Element data from apps and pages:
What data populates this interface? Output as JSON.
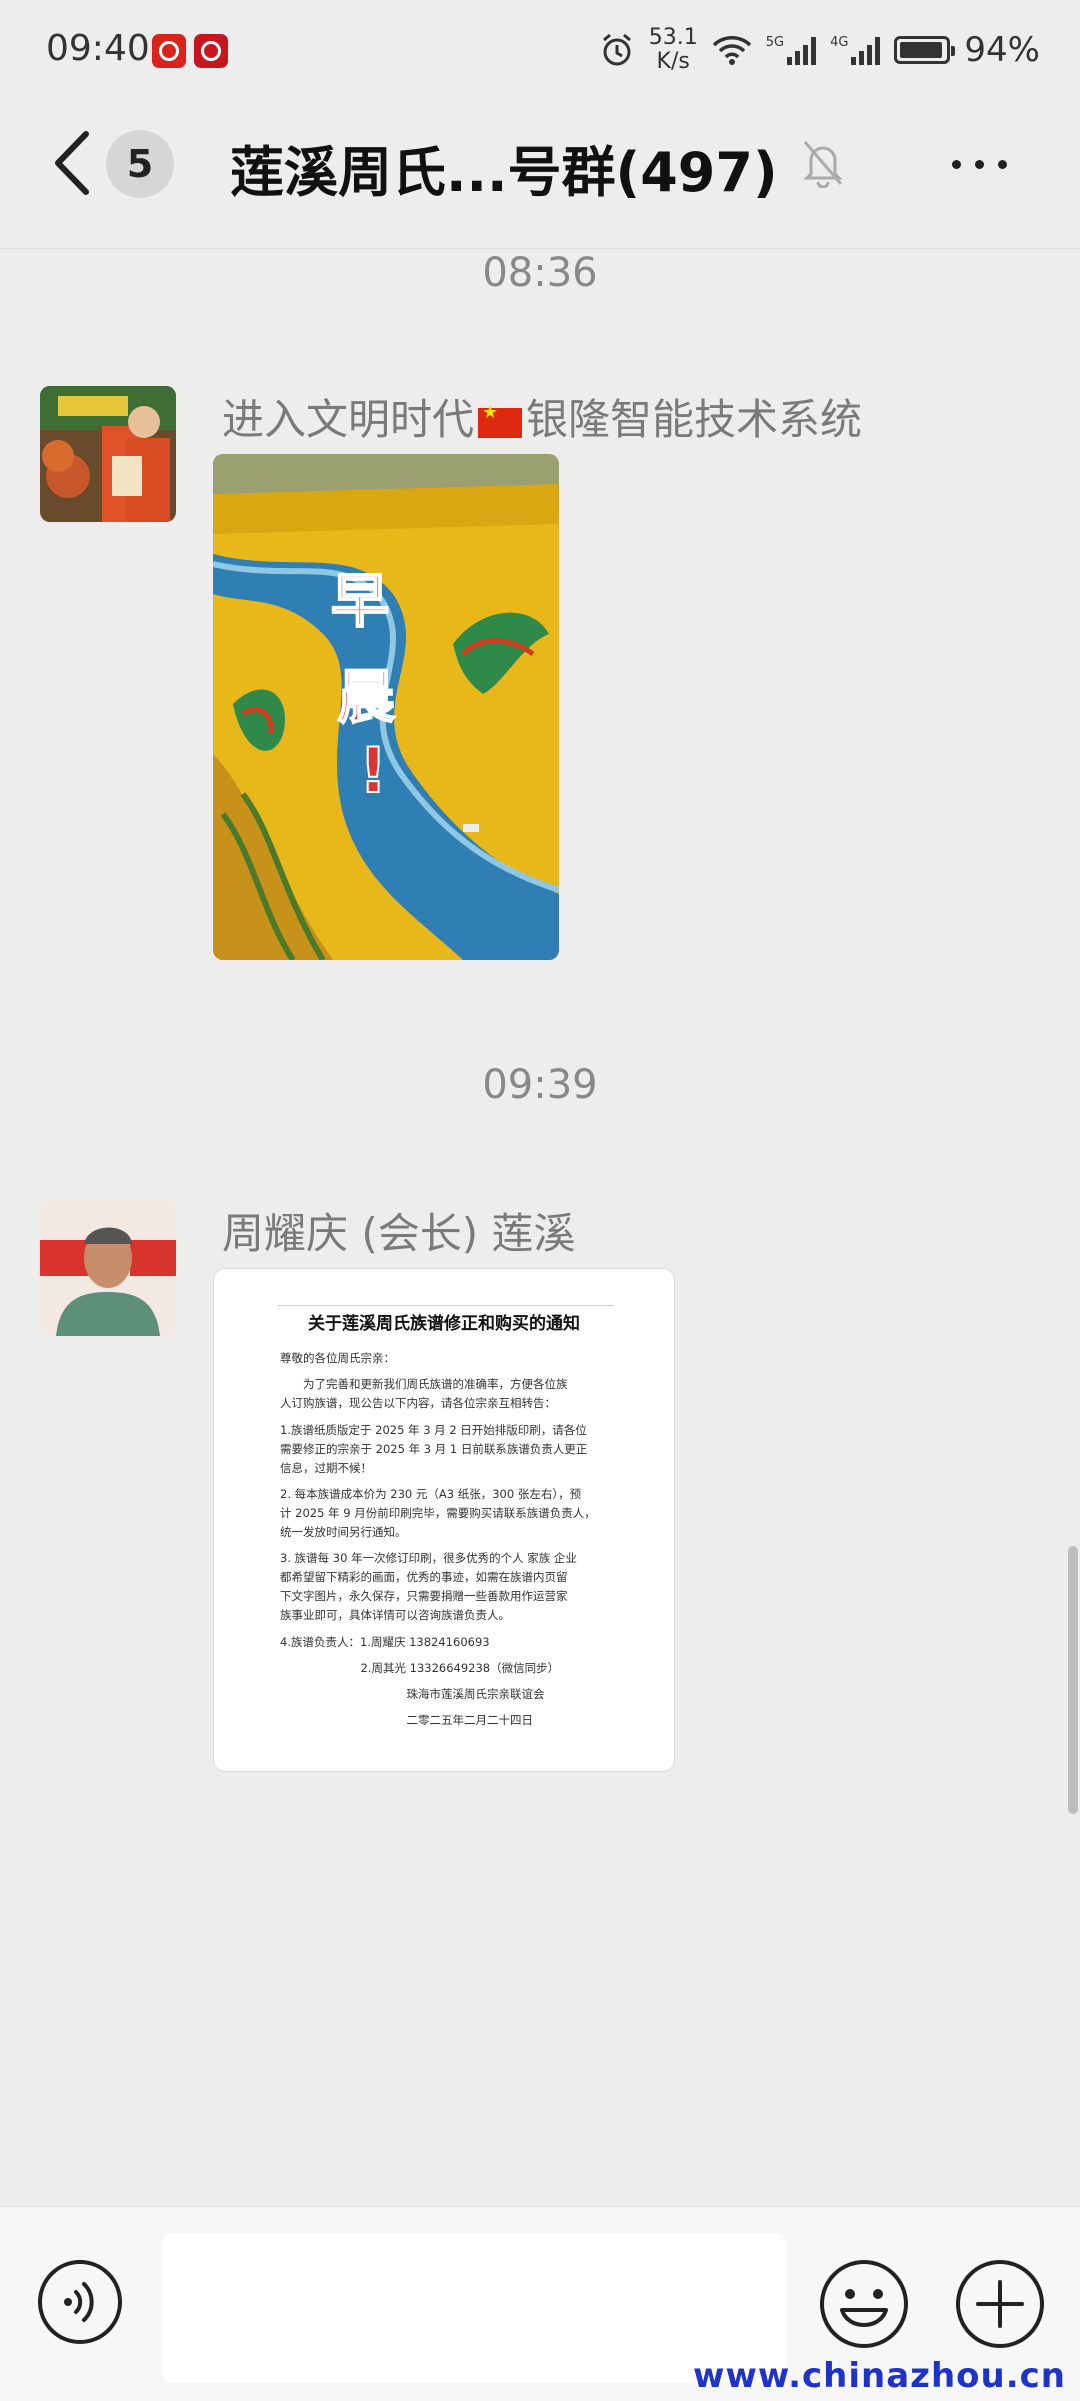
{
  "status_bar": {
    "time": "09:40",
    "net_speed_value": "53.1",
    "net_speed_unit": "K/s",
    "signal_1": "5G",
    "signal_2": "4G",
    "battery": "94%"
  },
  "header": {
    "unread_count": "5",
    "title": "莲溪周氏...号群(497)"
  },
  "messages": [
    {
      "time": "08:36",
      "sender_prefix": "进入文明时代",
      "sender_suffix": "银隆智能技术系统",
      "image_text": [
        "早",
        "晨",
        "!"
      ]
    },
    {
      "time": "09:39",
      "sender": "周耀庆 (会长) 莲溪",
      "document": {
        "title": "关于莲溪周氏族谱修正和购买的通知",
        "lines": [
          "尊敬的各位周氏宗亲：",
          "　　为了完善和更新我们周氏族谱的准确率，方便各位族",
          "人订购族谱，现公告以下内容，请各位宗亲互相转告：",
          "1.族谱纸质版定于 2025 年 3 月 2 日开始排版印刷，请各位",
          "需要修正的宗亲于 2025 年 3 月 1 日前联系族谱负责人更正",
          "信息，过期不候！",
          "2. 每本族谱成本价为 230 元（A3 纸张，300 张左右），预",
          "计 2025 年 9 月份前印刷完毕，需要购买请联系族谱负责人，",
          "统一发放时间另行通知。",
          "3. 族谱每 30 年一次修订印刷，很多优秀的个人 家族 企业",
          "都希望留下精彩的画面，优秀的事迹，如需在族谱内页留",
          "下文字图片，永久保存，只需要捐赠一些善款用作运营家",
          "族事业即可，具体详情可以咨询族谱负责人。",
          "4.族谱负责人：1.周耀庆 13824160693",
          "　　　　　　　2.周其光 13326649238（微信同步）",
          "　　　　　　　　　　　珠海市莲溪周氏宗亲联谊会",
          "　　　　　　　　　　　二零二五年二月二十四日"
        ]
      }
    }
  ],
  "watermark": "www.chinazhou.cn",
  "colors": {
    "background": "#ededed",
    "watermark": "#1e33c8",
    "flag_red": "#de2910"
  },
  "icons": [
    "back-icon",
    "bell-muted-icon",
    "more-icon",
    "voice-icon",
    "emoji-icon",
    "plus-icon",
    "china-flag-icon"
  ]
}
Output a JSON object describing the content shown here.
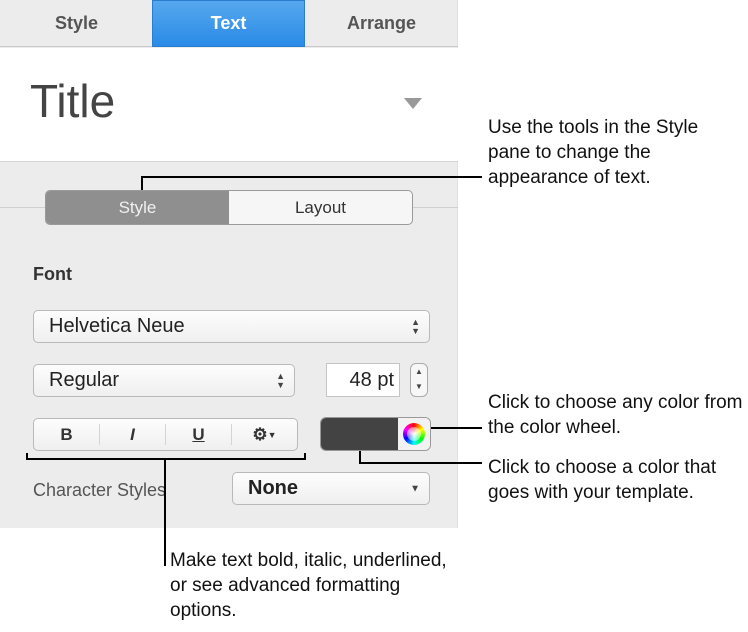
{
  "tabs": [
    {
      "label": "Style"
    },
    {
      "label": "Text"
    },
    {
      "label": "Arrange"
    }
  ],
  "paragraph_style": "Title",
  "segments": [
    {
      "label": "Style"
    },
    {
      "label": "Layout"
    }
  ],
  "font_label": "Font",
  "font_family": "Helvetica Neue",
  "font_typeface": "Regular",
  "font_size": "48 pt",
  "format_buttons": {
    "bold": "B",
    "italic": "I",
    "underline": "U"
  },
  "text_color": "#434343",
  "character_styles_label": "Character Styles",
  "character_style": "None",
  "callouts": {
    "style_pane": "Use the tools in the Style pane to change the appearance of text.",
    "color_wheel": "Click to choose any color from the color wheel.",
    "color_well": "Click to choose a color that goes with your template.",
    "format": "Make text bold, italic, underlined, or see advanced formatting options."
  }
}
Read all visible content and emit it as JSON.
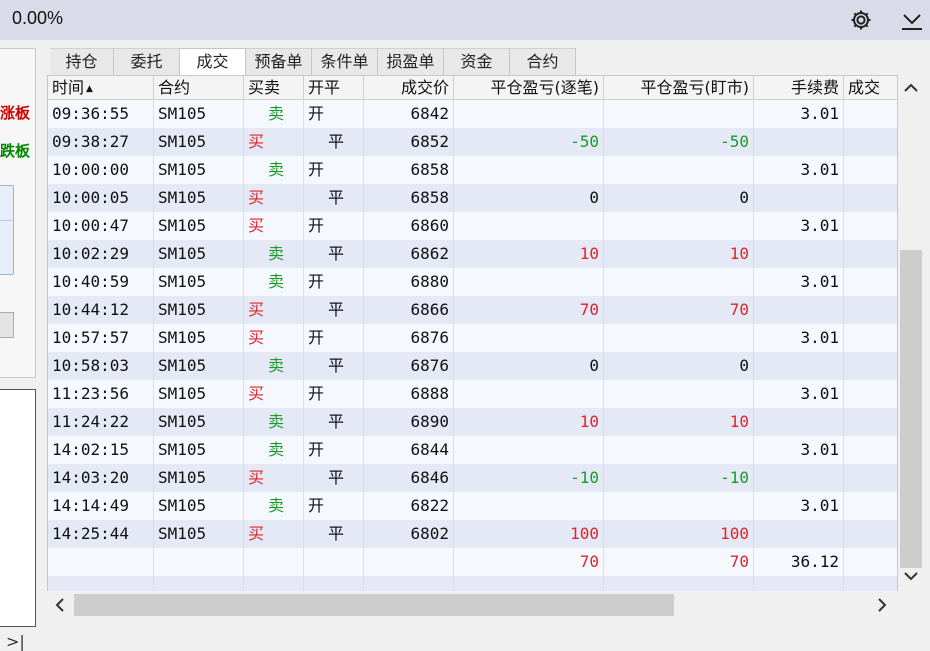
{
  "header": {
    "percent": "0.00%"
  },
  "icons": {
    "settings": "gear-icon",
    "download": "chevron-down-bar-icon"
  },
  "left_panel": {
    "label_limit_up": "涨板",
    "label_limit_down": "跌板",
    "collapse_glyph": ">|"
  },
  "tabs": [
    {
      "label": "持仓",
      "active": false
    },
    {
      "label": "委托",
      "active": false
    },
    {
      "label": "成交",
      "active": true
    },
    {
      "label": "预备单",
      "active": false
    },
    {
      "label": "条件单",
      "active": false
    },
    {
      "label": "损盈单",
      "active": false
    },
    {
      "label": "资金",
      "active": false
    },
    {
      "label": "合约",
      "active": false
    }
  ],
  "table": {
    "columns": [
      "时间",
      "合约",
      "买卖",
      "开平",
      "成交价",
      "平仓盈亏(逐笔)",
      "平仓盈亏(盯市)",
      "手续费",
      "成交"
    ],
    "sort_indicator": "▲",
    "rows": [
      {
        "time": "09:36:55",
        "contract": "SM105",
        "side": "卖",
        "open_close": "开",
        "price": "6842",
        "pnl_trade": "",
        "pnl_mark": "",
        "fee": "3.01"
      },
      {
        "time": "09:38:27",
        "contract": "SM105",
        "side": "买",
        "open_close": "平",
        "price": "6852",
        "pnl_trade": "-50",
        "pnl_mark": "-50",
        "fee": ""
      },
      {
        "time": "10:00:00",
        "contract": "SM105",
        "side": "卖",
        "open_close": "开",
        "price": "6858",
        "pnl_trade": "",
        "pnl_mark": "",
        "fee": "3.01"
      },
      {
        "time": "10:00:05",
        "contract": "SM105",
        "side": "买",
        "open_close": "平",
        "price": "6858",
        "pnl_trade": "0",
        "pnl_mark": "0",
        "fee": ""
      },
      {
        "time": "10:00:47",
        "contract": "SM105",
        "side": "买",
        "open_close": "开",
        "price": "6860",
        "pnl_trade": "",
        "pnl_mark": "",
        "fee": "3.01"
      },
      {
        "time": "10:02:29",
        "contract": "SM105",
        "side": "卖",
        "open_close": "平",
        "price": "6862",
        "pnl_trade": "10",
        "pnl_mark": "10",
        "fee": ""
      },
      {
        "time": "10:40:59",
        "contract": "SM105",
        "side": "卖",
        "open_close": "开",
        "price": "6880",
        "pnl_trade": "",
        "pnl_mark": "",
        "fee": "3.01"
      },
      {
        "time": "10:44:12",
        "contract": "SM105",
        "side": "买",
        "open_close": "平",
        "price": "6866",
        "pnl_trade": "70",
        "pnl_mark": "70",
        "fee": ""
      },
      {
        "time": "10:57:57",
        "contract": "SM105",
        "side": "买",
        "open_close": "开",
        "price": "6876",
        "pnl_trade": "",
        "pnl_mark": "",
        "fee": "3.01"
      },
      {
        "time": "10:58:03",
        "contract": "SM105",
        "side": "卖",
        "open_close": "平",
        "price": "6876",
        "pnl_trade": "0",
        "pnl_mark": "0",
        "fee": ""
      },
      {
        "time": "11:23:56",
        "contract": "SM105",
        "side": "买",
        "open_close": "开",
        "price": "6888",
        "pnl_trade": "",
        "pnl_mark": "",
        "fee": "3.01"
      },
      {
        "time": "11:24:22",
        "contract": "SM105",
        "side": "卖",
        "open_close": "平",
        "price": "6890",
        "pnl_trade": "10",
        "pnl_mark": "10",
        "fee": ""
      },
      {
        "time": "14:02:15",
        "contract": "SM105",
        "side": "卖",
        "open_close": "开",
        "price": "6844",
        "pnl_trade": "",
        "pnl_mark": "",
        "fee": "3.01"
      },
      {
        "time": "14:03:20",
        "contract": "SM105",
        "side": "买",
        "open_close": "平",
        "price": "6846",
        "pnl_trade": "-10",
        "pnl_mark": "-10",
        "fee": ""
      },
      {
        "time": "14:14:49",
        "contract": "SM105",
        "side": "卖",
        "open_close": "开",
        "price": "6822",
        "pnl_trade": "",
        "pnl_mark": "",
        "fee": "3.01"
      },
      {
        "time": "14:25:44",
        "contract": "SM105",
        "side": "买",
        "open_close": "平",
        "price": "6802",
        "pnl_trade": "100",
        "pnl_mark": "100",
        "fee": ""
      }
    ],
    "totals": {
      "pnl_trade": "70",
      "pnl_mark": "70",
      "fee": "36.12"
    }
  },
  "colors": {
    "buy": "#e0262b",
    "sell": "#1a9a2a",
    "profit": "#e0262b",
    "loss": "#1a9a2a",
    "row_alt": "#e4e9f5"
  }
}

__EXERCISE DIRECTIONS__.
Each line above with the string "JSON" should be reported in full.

__ANSWER SPACE__.
What data populates this interface? Output as JSON.
Output a JSON object describing the content shown here.
Read all visible content and emit it as JSON.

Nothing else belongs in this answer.